    1. Data from the prospective Nurses' Health Study and Health Professionals' Follow-up Study showed a sig. reduced risk for new dx of DM with increasing amounts of coffee consumption (RR 0.74 for men and 0.85 for women with 4 cups or more a day vs. no coffee, after adjustment for age, BMI, and other risk factors). (Ann. Int. Med. 140:1, 2004--abst)
  1. Gestational diabetes
  1. Other specific types
    1. Genetic defects of beta-cell function
      1. Maturity-Onset Diabetes of the Young ("MODY")--us < 25yo; insulin-deficient; autosomal dominant inheritance
    2. Genetic defects in insulin action
    3. Pancreatic damage from any cause
      1. Pancreatitis
      2. Trauma
      3. Infection (mumps, CMV, etc.)
      4. Cancer
      5. Surgical excision
      6. Cystic fibrosis
      7. Hemochromatosis
      8. Fibrocalculous pancreatopathy
    4. Endocrinopathies
      1. Acromegaly
      2. Cushing's syndrome
      3. Glucagonoma
      4. Pheochromocytoma
      5. Hyperthyroidism
      6. Somatostatinoma
      7. Aldosteronoma
      8. etc.
    5. Drug- or chemical-induced (note--us. not the only cause but may exacerbate DM from other causes; see Pathophysiology section for details)
  1. B-blockers (decrease insulin secretion)
  2. Thiazides (decrease insulin secretion)
  3. H2-blockers
  4. Glucocorticoids
  5. Niacin
  6. OCPs
  7. Ca-blockers
  8. Systemic beta-agonists
  9. Pentamidine
  10. Phenytoin
  11. Thyroxine
  12. Phenytoin
  13. Alpha-interferon
  14. Olanzapine
  1. Many rare genetic syndromes
  1. Impaired Fasting Glucose and Impaired Glucose Tolerance
    1. Defined by the American Diabetes Association as fasting glucose 100-125 or 2h glucose 140-199 in fasting oral glucose tolerance test with 75g glucose (the latter more sensitive) (Diab. Care 26:3160, 2003)
      1. Historical note--From 1997 (when the ADA established the IFG/IGT categories) until 2002, the range for IFT was defined as 110-125.  Clinical studies dating from this period referring to "Impaired Fasting Glucose" may be referring to this older reference range.
    2. "Many individuals with IGT are euglycemic in their daily lives)
    3. Ass'd with fasting hyperinsulinemia, obesity, dyslipidemias, and risk of developing DM
    4. In a randomized trial of 1,429 pts 40-70yo with IGT (mean age 54y, mean BMI 30.9)  randomized to Acarbose 100mg TID vs. placebo; all had nutritional counseling and advice re: exercise.  Over minimum 3y f/u, incidence of DM (defined by 2h GTT) was sig. lower in acarbose group (32% vs. 42%) ("STOP-NIDDM" trial; Lancet 359:2072, 2002--JW)
      1. Another publication from the same trial reported a HR of 0.51 for combine outcome of (CAD incidence, CV death, CHF, cerebrovascular event, or PVD diagnosis), HR 0.09 for MI, and HR 0.66 for new dx of HTN (all sig.) over mean 3.3y f/u ("STOP-NIDDM" trial, JAMA 290:486, 2003--abst)
    5. In a study in 207  pts 30-75yo with impaired glucose tolerance randomized to (metformin 500mg + rosiglitazone 2mg) BID vs. placebo, incidence of progression to type 2 DM over 4y was 15.9% in the active-treatment group vs. 41.8% in the placebo group (RR 0.34; sig.) (Lancet 376:103, 2010-AFP)
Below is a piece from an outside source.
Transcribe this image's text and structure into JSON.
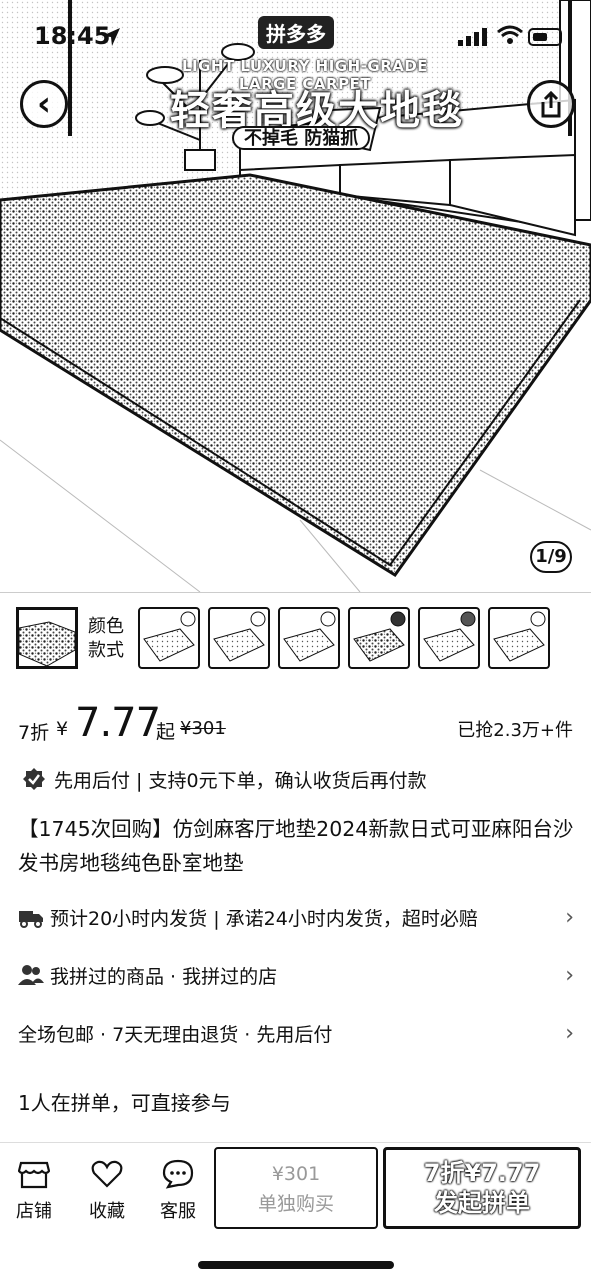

III. Clinical presentation

  1. Weight loss/failure to grow normally
  2. Loss of appetite
  3. Fatigue
  4. Polydipsia & polyuria
  5. Blurred vision
  6. In kids: enuresis, behavioral disturbance
  7. In Type 1 DM, sometimes presents with diabetic ketoacidosis

(Source: American Diabetes Association "Clinical Practice Recommendations 1998," Diab. Care 21:S1, 1998. All quotes are from this document)